Last Night in Soho might not be quite the genre-bender that some of Edgar Wright's films have been, but it's still a slightly tough film to pin down. Is it a psychological thriller, or a full-on horror movie? (I was amused to hear two very earnest patrons at the showing I attended intently persuading each other, as the final credits rolled, that – despite its legions of genuinely alarming spectres and some rather gory revelations in the third act – this couldn't possibly be a horror film as it dealt with some serious issues. Hey, the money of genre-snobs is as welcome as anyone else's, I suppose.)
I'm pretty sure this is a horror movie – it's genuinely unsettling for long periods, deals with proper horror material, and Wright deploys a few classic horror gags along the way – but it is also a very modern piece dealing with the topics of mental health and misogynistic violence. The sense being alone in a new place, feeling isolated, and never quite fitting in no matter how hard you want to, is superbly created, as is the sickly reality of being a vulnerable single woman constantly having to deal with the calculating male gaze.
And that's just some of the present-day sequences: the stuff set in the late sixties is arguably much worse. It initially looks like this is going to be a love letter to the glamour of that period, the London of Carnaby Street and the Beatles and their peers – a young Cilla Black appears as a character – something only emphasised by the appearance in the cast of such iconic sixties faces as Diana Rigg, Terence Stamp, and Rita Tushingham. But the film is also a ruthless deconstruction of the notion of that kind of glamour and the reality it was built on, which was one of ruthless exploitation and abuse.
It's a powerful thesis and one the film puts across highly persuasively – I was even slightly surprised that Wright was making a film which was quite so on-the-nose with its moral premise, although I should say the film also works exceptionally well as a piece of dark, hard-edged entertainment, with the director showing off his usual casual mastery of the craft.
However, what definitely came as a real surprise was the conclusion of the film, in which Wright and his co-writer Krysty Wilson-Cairns opt for something rather more unexpected and nuanced.
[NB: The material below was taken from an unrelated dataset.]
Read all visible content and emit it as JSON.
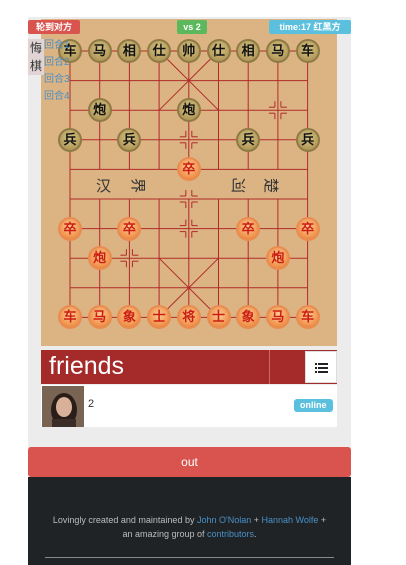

To be honest, it does feel like the film is reaching a bit, mainly because some kind of twist ending is what the form calls for, and while the ending is still strong and effective it comes across as a little bit contrived.
Nevertheless, this is up there with the very best of Wright's other films, taking you on a journey into another world (more than one, in this case). It does a good job of suggesting how foundational the pop culture of the sixties remain in the modern world, making full use of the music of that period (along with a few interlopers: the most recent song I recognised was Happy House, released in 1980 by Siouxsie and the Banshees), but is more than just a casual piece of nostalgia. That said, Stamp, Tushingham and Rigg all get meaty roles that allow them to show their quality, and there is something rather marvellous and touching about seeing Diana Rigg command the screen so effortlessly one final time, far removed though she is from her iconic persona of so many decades ago. But nearly everyone involved in this production emerges with credit. Last Night in Soho is a terrific film, one of the best of the year so far, and a worthy valediction for a great star and a great actress.